AIM OF THE TASK:
When you write out the entries, keep every line exactly as it appears.

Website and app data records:
_ _ _ _ _
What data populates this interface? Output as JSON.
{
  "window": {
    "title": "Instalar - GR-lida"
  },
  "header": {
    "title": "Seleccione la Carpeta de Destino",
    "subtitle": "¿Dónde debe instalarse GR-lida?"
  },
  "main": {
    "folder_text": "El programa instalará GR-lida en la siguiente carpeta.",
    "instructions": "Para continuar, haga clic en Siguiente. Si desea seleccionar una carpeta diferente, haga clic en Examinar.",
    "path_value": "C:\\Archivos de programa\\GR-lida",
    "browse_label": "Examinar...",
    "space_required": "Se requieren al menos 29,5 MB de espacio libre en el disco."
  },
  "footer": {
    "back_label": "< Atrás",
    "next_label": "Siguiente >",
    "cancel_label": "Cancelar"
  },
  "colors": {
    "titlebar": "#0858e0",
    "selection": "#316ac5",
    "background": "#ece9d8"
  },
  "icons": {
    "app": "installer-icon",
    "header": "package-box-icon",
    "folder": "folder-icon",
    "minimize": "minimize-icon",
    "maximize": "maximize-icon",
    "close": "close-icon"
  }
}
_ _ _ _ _
RESPONSE BELOW:
What data populates this interface? Output as JSON.
{
  "window": {
    "title": "Instalar - GR-lida"
  },
  "header": {
    "title": "Seleccione la Carpeta de Destino",
    "subtitle": "¿Dónde debe instalarse GR-lida?"
  },
  "main": {
    "folder_text": "El programa instalará GR-lida en la siguiente carpeta.",
    "instructions": "Para continuar, haga clic en Siguiente. Si desea seleccionar una carpeta diferente, haga clic en Examinar.",
    "path_value": "C:\\Archivos de programa\\GR-lida",
    "browse_label": "Examinar...",
    "space_required": "Se requieren al menos 29,5 MB de espacio libre en el disco."
  },
  "footer": {
    "back_label": "< Atrás",
    "next_label": "Siguiente >",
    "cancel_label": "Cancelar"
  },
  "colors": {
    "titlebar": "#0858e0",
    "selection": "#316ac5",
    "background": "#ece9d8"
  },
  "icons": {
    "app": "installer-icon",
    "header": "package-box-icon",
    "folder": "folder-icon",
    "minimize": "minimize-icon",
    "maximize": "maximize-icon",
    "close": "close-icon"
  }
}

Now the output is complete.